Jenna Love, a sex worker, podcaster and actor tells me: ‘A friend of mine recently shared a secret she had been hiding from me—that she had been charging her ex-partner and co-parent for sex. The reason she had avoided telling me was that she thought I would judge her for “pretending” to be a sex worker, but I felt the complete opposite. I told her, that regardless of whether she considered what she was doing to be sex work or not (it doesn’t really matter for these purposes), she had been engaging in sex as a transaction, and it really highlighted to me how transactional sex is everywhere, and always has been. Of course, every interaction we have with another human being has a transactional element—it’s one of the most important things you learn in drama school. It’s very rare that we even engage in a conversation with another person without the intention of getting something out of it. And I don’t mean that the intention has to be nefarious, I’d say usually it isn’t, but we have to have a purpose for everything that we do. And that applies to intimacy. The concept of transactional sex and intimacy isn’t as simple as one person paying cash to another in exchange for sexual labour.’

Alice had been feeling pretty low due to the stressors in life, and her friends had urged her to take a holiday. The first time she had a week to herself after her marriage break up, Alice booked a hotel in another state. She had been dating already and using hook-up sites, which are primarily for casual sex. So she knew she could score some hot sex relatively quickly if she changed her town in the dating apps, put up more provocative pics and stated that she wanted sex only and was ‘available now’. She was not disappointed. There were a few. After sex, Paul and Adam told her terrific stories about local sexual escapades, and later, Alice related some of them to a girlfriend over drinks. They laughed uproariously about their various shenanigans. Swapping these stories increased the emotional connection she enjoys with girlfriends. There are certainly no losers in this story, and all the actors had different motivations and outcomes.

Spending a great deal of time and energy on sexual exploits is something most women can relate to. Lily says that she has had phases in her life when she has spent hours a day on dating sites trying to meet people. She has also attended sex festivals, spending money and a week at a time to meet like-minded people and learn about sex. As a sexologist, I’ve spoken to hundreds of clients willing to invest in their sexual lives. The time and energy invested by my clients who engage me as a sex worker might not be as direct. In my mind, however, the investment is for the same thing, even though the services are very different.

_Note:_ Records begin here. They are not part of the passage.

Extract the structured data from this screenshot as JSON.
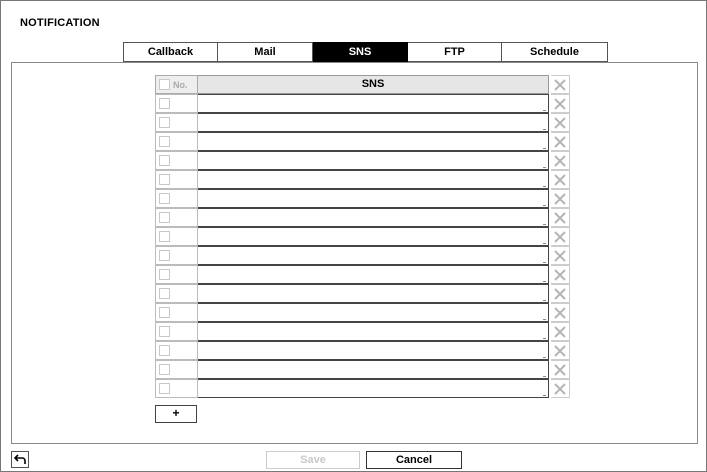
{
  "window": {
    "title": "NOTIFICATION"
  },
  "tabs": [
    {
      "label": "Callback",
      "active": false
    },
    {
      "label": "Mail",
      "active": false
    },
    {
      "label": "SNS",
      "active": true
    },
    {
      "label": "FTP",
      "active": false
    },
    {
      "label": "Schedule",
      "active": false
    }
  ],
  "table": {
    "headers": {
      "no": "No.",
      "main": "SNS"
    },
    "rows": [
      "",
      "",
      "",
      "",
      "",
      "",
      "",
      "",
      "",
      "",
      "",
      "",
      "",
      "",
      "",
      ""
    ]
  },
  "add_button": {
    "label": "+"
  },
  "footer": {
    "save_label": "Save",
    "cancel_label": "Cancel"
  },
  "colors": {
    "active_tab_bg": "#000000",
    "disabled_text": "#c8c8c8"
  }
}
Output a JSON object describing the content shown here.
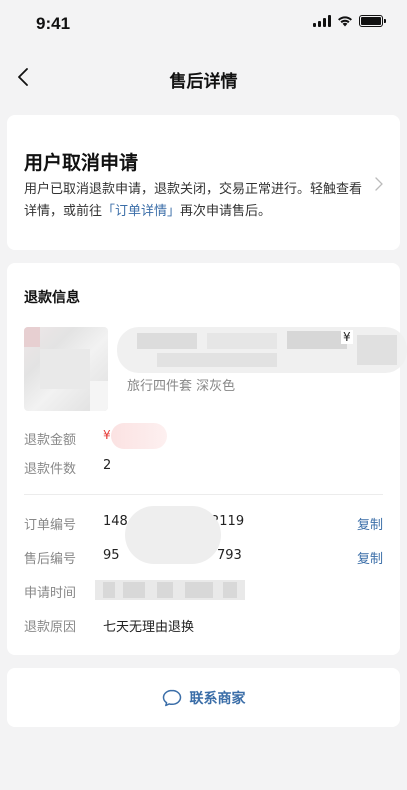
{
  "status_bar": {
    "time": "9:41"
  },
  "nav": {
    "title": "售后详情"
  },
  "status_card": {
    "title": "用户取消申请",
    "desc_before": "用户已取消退款申请，退款关闭，交易正常进行。轻触查看详情，或前往",
    "desc_link": "「订单详情」",
    "desc_after": "再次申请售后。"
  },
  "refund_info": {
    "section_title": "退款信息",
    "product": {
      "price_symbol": "¥",
      "spec": "旅行四件套 深灰色"
    },
    "amount_label": "退款金额",
    "amount_symbol": "¥",
    "count_label": "退款件数",
    "count_value": "2",
    "order_no_label": "订单编号",
    "order_no_prefix": "148",
    "order_no_suffix": "2119",
    "aftersale_no_label": "售后编号",
    "aftersale_no_prefix": "95",
    "aftersale_no_suffix": "793",
    "apply_time_label": "申请时间",
    "reason_label": "退款原因",
    "reason_value": "七天无理由退换",
    "copy_label": "复制"
  },
  "contact": {
    "label": "联系商家"
  },
  "colors": {
    "link": "#3b6ea8",
    "price": "#e53935",
    "background": "#f3f3f4"
  }
}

The more overt exchange of cash is very often outside of women’s experiences. Well, sharing the stories of women buying sexual services is not common either.

This is an edited extract from Slutdom: Reclaiming shame-free sexuality by Dr Hilary Caldwell (UQP), available now at your local independent bookseller.